Wireless technology could change how divers communicate underwater

A project developing technologies to allow divers to communicate wirelessly underwater has received funding from the Department of Trade and Industry (DTI) .

The two-year Scottish research project will develop equipment that can transmit data wirelessly underwater and will enable divers to communicate with each other.

The two-year, £1.1 million project is run by Wireless Fibre Systems , Tritech International , and Insensys . The consortium has received a £560,000 grant from the DTI to develop the wireless technology.

The underwater radio works like a wireless modem and can be used to transmit data to and from unmanned machinery in deep sea. It should also mean that divers will no longer have to rely on hand signals to communicate underwater.

Ron Marquis, business development manager at Wireless Fibre Systems, said: "The signal won't go for miles, but it will actually work. Commercial divers work in noisy environments. They are making bubbles and often working beside machinery.

"Hand signals work well when you are in the clear waters of the Caribbean, but most divers are working with considerably less visibility. Radio communication isn't affected by noise and it's not dependent on clear visibility."

The DTI said the technology should be invaluable to oceanographic and environmental monitoring and will increase safety for professional divers working in the oil and gas industries.

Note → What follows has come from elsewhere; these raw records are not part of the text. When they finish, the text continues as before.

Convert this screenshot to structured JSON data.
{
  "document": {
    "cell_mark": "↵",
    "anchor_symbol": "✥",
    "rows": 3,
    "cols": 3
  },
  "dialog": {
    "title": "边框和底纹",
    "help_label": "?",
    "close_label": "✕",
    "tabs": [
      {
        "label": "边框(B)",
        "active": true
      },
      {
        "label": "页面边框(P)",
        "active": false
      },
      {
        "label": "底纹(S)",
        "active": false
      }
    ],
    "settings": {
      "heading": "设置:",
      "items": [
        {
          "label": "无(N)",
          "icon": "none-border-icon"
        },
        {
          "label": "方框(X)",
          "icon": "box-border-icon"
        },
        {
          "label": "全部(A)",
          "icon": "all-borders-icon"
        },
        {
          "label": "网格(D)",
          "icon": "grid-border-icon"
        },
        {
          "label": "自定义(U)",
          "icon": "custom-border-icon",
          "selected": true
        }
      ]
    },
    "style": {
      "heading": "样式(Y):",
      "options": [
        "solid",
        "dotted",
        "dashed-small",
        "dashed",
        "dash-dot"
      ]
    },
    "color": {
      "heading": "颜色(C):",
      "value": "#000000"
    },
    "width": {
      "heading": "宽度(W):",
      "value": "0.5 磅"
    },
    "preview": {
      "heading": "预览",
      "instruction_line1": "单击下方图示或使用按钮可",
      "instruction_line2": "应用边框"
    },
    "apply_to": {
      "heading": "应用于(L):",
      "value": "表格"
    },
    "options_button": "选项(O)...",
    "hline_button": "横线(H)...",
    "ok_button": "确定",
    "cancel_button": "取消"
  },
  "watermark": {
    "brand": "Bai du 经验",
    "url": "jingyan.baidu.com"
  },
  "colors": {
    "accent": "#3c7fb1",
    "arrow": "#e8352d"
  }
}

In a statement, Secretary of State for trade and industry Alistair Darling said: "This is cutting-edge technology and that's why we're backing it. This project demonstrates an opportunity to help establish British industry at the forefront of this field."